It said it was trite knowledge that the resultant unemployment arising out of this policy would have a negative ripple effect on the Ghanaian economy.
“It is, therefore, needless to emphasise that the government should not have even considered it, as it is a recipe to derail the fight against unemployment which has risen to an all-time high level.
“The ramifications of unemployment on the National economy are wide and varied, and are potent invitation of social vices, especially among the youth, in the society,” it emphasised.
The ICU noted that the freeze on employment could never have any positive effect on the national economy and that it would rather exacerbate the already precarious economic situation in the country.
It said the union found it strange that such a proposition should find space in the 2023 budget.
“We suggest that, in the best interest of the national economy and for the benefit of the unemployed, especially the young graduates who have been churned out from the various tertiary educational institutions of the country, the government takes a second look at the freeze of employment in the civil and the public service, to alleviate the plight of the unemployed graduates.
Regarding the Value Added Tax, the ICU indicated that the 2.5% increase in the tax specified in the 2023 budget had received a wide criticism by the general public as it bodes further economic hardship for the ordinary man.
It said one would have thought that with the current economic hardship confronting the ordinary man in the street, government would have rather reduced or abolished some of the nuisance taxes to ameliorate the suffering of the ordinary Ghanaian who bore the brunt of the taxes, and not to worsen the tax burden on citizenry with an increase in the VAT.
“The reduction of the e-levy on electronic transactions by 0.5% is welcomed, but we think the removal of the threshold will not inure to the benefit of the ordinary man. We therefore suggest that government reconsider its decision on that,” it said.
On the just-ended farmers’ day, the ICU commended the country’s gallant farmers for their good work towards nation building. Indeed, the agricultural sector which encompasses food, and cocoa continue to remain as the key driver of the Ghanaian economy in spite of the oil find and exploration.
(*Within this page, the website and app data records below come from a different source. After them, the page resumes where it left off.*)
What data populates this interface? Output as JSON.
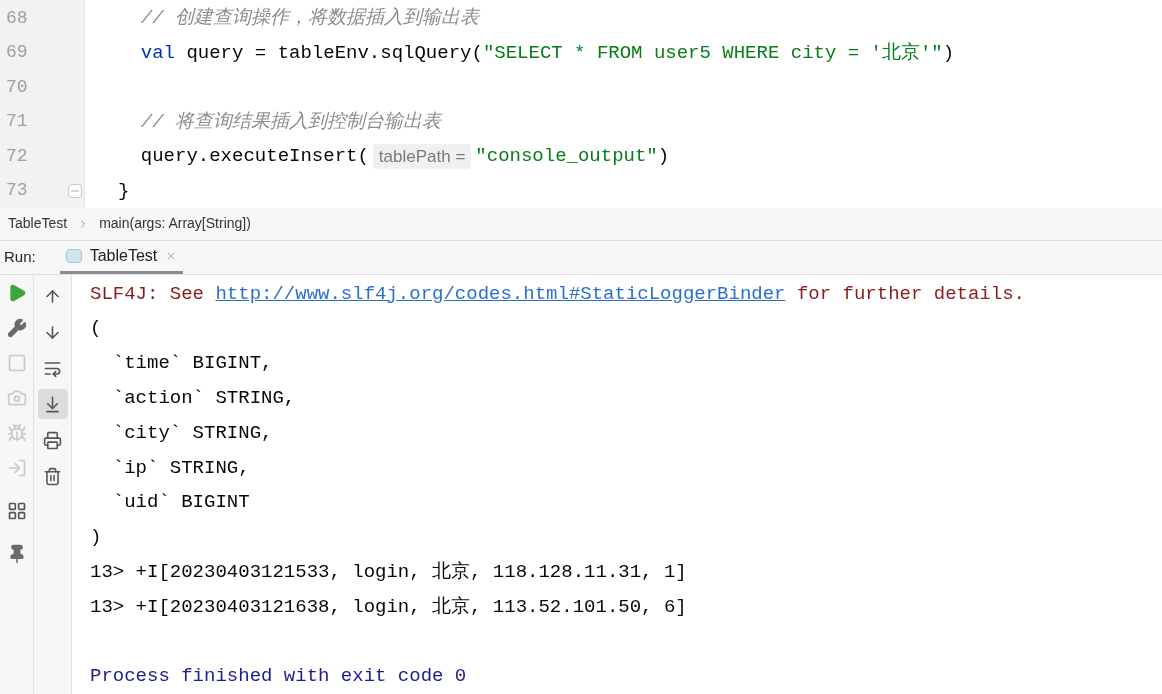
{
  "editor": {
    "lines": [
      {
        "number": "68",
        "segments": [
          {
            "kind": "comment",
            "text": "  // 创建查询操作，将数据插入到输出表"
          }
        ]
      },
      {
        "number": "69",
        "segments": [
          {
            "kind": "keyword",
            "text": "  val"
          },
          {
            "kind": "plain",
            "text": " query = tableEnv.sqlQuery("
          },
          {
            "kind": "string",
            "text": "\"SELECT * FROM user5 WHERE city = '北京'\""
          },
          {
            "kind": "plain",
            "text": ")"
          }
        ]
      },
      {
        "number": "70"
      },
      {
        "number": "71",
        "segments": [
          {
            "kind": "comment",
            "text": "  // 将查询结果插入到控制台输出表"
          }
        ]
      },
      {
        "number": "72",
        "segments": [
          {
            "kind": "plain",
            "text": "  query.executeInsert("
          },
          {
            "kind": "hint",
            "text": "tablePath ="
          },
          {
            "kind": "string",
            "text": "\"console_output\""
          },
          {
            "kind": "plain",
            "text": ")"
          }
        ]
      },
      {
        "number": "73",
        "fold": true,
        "segments": [
          {
            "kind": "plain",
            "text": "}"
          }
        ]
      }
    ]
  },
  "breadcrumb": [
    "TableTest",
    "main(args: Array[String])"
  ],
  "run_panel": {
    "label": "Run:",
    "tabs": [
      {
        "label": "TableTest",
        "selected": true
      }
    ],
    "left_toolbar": [
      {
        "disabled": false
      },
      {
        "disabled": false
      },
      {
        "disabled": true
      },
      {
        "disabled": true
      },
      {
        "disabled": true
      },
      {
        "disabled": true
      },
      {
        "disabled": false
      },
      {
        "disabled": false
      }
    ],
    "right_toolbar": [
      {
        "on": false
      },
      {
        "on": false
      },
      {
        "on": false
      },
      {
        "on": true
      },
      {
        "on": false
      },
      {
        "on": false
      }
    ],
    "console": [
      [
        {
          "kind": "error",
          "text": "SLF4J: See "
        },
        {
          "kind": "link",
          "text": "http://www.slf4j.org/codes.html#StaticLoggerBinder"
        },
        {
          "kind": "error",
          "text": " for further details."
        }
      ],
      [
        {
          "kind": "plain",
          "text": "("
        }
      ],
      [
        {
          "kind": "plain",
          "text": "  `time` BIGINT,"
        }
      ],
      [
        {
          "kind": "plain",
          "text": "  `action` STRING,"
        }
      ],
      [
        {
          "kind": "plain",
          "text": "  `city` STRING,"
        }
      ],
      [
        {
          "kind": "plain",
          "text": "  `ip` STRING,"
        }
      ],
      [
        {
          "kind": "plain",
          "text": "  `uid` BIGINT"
        }
      ],
      [
        {
          "kind": "plain",
          "text": ")"
        }
      ],
      [
        {
          "kind": "plain",
          "text": "13> +I[20230403121533, login, 北京, 118.128.11.31, 1]"
        }
      ],
      [
        {
          "kind": "plain",
          "text": "13> +I[20230403121638, login, 北京, 113.52.101.50, 6]"
        }
      ],
      [
        {
          "kind": "blank"
        }
      ],
      [
        {
          "kind": "process",
          "text": "Process finished with exit code 0"
        }
      ]
    ]
  }
}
“We could not have progressed as a nation without the toil and sacrifices of our farmers who opted for farming to feed the nation as opposed to clamouring for white-collar jobs as some of their compatriots do.